The biggest question I have is a branding question. I like the idea that there are Batman stories and cartoons geared towards my kids and I like the idea that there are movies and comics geared towards adults like myself. And I'm not a prude. I'm cool with unauthorized pornographic parodies floating around. But when DC has a licensed character that is marketed to a younger audience and you mix sex and violence in the context of masochism and fetishism, I'd think that DC would want to be more careful with their brand.

Why did I pick it up?
I believe that Guillem March has the potential to be one of the greats and Catwoman is a perfect vehicle for his career.

The Good:
My fear is that substance Guillem March's talents are going to be glossed over by his over sexualized artwork. Truth be told, I have no problem with the sexuality of his work, Catwoman is supposed to be a sexy and provocative character, but it's overused and often mixed in with graphic violence which make me feel very uneasy when viewing it. The true talent is in his expressions and characterization. There is definitely a European quality to his artwork that has elements of Moebius and Manara.

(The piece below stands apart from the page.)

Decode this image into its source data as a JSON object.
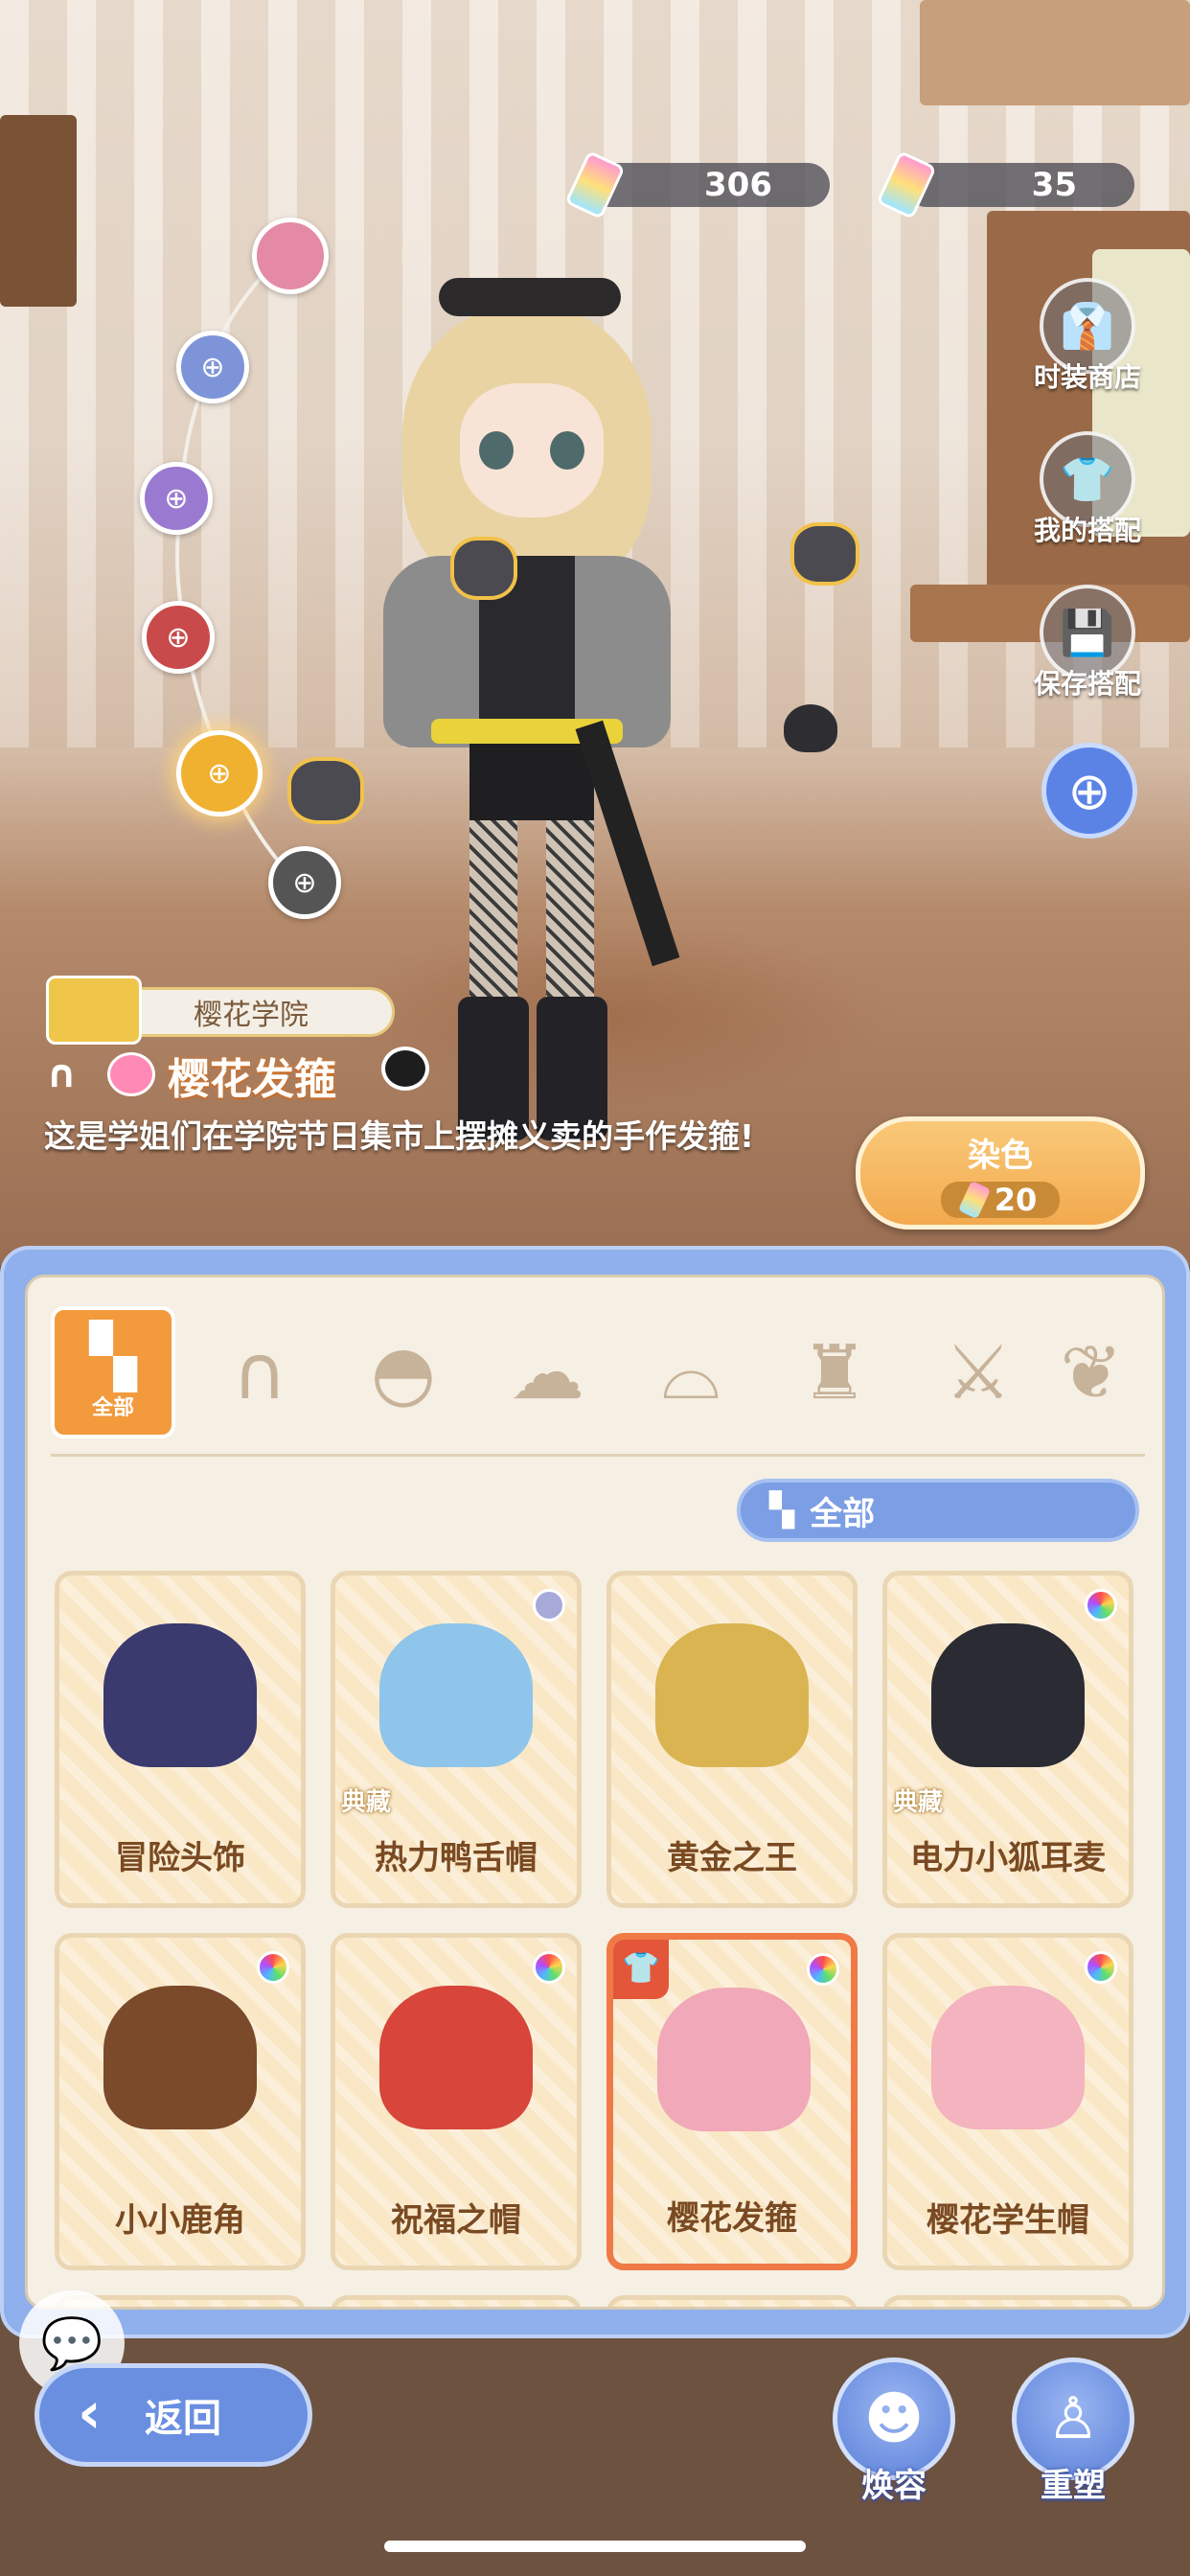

The Bad:
At the end of the story, Catwoman finds her friend dead. Never mind that we just met this friend last issue who apparently is supposed to be one of her closest friends, the body is displayed in her over tight t-shirt pushing her breasts outward with a bullet hold in her forehead and blood all over the floor. The scene feels like it's enjoying itself too much and the mix of really grotesque gore with with obvious sexuality is much too close to the disgusting trash that Avatar publishes. Catwoman is then beat up in a way that displays her skin tight costume with graphic use of blood and on the last panel the villain asks "is this the irritating woman who has stealing from me?", to which Catwoman whimpers the quip and a bit of a smirk, "That's me...", as if implying "hit me again, I like it!" There is something really masochistic about this scene. When Batman and Catwoman are finished having sex earlier in the book it's described as violent sex which will leave bruises. It's not that I don't believe there are people with these fetishes, but the implication that Catwoman likes it rough and enjoys being beaten, it does make me wonder if there is some misogynistic fetish being worked out here (and I normally hate to throw that word around because I think it's often abused).

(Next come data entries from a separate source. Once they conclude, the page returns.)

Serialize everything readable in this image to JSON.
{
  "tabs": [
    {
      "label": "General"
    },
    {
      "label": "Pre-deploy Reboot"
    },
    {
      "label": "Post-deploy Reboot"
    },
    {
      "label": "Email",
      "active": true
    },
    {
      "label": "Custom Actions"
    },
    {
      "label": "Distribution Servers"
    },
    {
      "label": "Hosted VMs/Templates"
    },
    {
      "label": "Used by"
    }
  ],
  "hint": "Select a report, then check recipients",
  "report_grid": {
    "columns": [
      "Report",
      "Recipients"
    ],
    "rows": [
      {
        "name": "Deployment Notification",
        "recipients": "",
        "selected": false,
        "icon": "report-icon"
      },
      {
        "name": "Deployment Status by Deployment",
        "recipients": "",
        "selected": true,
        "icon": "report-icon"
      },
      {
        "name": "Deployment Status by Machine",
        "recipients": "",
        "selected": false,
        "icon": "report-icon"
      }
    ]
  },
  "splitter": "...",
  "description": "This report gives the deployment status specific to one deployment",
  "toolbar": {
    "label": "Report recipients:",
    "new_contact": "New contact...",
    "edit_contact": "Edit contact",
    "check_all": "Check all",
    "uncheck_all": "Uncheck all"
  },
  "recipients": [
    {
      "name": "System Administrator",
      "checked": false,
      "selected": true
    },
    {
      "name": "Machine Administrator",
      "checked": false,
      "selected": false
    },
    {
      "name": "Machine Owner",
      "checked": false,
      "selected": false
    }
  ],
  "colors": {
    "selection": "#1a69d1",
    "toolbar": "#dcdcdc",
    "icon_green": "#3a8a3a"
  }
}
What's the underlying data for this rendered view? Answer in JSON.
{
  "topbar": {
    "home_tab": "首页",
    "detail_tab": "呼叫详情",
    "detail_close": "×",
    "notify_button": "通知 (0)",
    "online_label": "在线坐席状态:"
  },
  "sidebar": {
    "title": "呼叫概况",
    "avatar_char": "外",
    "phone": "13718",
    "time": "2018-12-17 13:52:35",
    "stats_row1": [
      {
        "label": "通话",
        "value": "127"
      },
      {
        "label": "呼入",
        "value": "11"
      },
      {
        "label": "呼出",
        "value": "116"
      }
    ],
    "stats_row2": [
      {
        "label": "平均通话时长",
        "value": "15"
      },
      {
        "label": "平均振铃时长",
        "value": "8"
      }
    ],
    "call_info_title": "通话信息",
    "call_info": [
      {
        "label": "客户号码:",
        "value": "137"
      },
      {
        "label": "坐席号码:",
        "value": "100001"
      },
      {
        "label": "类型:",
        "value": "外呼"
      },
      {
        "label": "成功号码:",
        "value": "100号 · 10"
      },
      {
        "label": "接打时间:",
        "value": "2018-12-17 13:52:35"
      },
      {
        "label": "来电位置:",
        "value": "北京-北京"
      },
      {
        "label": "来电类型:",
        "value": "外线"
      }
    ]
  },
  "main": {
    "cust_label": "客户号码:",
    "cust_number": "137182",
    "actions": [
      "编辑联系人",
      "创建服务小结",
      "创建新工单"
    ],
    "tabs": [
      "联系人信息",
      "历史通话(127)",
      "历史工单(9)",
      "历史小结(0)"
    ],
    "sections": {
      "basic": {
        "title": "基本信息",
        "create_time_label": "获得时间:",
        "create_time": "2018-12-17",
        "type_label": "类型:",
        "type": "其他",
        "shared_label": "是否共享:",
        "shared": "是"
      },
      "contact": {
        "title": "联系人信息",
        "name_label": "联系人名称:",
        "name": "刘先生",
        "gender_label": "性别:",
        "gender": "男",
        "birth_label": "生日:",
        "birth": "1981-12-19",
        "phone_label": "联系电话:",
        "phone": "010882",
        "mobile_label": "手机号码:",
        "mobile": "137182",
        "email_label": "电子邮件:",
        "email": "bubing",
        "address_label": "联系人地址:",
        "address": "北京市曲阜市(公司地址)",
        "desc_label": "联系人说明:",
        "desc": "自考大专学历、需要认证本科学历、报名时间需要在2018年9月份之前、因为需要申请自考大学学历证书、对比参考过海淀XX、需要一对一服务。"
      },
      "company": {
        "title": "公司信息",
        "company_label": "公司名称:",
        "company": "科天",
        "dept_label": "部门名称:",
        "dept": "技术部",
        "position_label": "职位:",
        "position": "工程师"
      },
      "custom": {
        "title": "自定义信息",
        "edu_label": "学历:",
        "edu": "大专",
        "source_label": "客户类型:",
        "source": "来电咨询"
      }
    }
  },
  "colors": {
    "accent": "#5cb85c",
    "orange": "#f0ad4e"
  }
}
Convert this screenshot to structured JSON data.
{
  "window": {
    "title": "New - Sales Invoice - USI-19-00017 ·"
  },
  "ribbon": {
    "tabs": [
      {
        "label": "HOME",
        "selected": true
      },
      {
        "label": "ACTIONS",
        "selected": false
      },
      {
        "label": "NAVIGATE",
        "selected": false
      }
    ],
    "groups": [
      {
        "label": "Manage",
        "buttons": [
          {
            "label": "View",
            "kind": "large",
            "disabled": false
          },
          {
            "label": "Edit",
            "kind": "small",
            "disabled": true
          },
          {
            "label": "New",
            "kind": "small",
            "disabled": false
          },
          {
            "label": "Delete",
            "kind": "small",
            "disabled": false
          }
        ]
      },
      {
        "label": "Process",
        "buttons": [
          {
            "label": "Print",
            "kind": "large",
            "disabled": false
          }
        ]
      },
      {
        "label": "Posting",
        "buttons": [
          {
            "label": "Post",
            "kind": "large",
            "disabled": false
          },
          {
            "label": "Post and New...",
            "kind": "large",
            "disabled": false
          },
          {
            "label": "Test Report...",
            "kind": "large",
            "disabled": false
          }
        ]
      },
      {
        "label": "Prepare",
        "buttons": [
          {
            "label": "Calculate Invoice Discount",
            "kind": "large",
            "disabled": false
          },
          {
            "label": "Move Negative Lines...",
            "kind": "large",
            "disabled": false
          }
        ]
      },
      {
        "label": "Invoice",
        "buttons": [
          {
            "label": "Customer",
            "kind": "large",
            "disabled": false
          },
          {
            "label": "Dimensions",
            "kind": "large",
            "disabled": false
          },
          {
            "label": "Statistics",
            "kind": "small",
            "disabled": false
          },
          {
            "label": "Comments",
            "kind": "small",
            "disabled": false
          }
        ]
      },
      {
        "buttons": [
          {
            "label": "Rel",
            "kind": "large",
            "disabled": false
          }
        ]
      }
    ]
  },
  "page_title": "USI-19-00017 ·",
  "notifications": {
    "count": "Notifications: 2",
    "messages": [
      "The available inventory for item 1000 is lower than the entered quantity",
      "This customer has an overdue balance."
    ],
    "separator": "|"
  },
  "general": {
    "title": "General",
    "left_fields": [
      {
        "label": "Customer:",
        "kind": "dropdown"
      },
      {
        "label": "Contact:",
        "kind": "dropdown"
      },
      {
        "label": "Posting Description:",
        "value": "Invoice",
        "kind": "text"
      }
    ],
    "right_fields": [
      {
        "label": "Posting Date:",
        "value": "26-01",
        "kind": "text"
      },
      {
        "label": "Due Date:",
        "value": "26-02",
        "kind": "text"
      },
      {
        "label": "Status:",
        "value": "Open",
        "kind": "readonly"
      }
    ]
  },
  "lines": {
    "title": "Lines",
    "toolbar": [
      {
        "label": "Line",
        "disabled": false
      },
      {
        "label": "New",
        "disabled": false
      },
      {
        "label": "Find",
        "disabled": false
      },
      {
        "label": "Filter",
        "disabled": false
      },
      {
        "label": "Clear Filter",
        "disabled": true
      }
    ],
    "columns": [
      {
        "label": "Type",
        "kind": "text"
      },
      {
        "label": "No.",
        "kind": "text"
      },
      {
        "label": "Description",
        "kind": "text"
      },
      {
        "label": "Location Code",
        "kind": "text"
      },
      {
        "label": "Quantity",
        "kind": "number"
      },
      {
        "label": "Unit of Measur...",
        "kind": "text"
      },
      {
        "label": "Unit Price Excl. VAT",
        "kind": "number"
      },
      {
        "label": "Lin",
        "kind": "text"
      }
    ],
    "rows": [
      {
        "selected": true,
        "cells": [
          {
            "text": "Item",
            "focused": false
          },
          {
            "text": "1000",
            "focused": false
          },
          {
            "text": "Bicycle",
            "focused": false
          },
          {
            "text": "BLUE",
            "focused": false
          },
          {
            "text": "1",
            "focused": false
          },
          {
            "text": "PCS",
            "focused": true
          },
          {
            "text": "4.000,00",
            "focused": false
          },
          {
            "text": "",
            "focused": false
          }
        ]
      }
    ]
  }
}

The other real problem I have with this book is the way Bruce Wayne approaches Catwoman later in the book, whom doesn't know that he's Batman (despite them getting it on together in masks earlier that day). He tells her to stop texting and it comes off like some girl's jealous and controlling obnoxious college boyfriend. There's nothing charming about this Bruce Wayne, he has no class, and a woman with class wouldn't give him the time of day no matter how rich and handsome he was. His dialog sounds like comic shop fanboy talk. It's just not believable, especially for this character.

Is it worth it?
I seriously believe that Guillem March will be a name to watch if he can manage this own brand, but I can't recommend this comic. The things it has going for it, which are really strong, just get too buried in what feels like exploitive and distasteful hype. At the same time I really want this comic to work so I will continue to follow it for now and I will leave my updated reviews as further issues

No comments: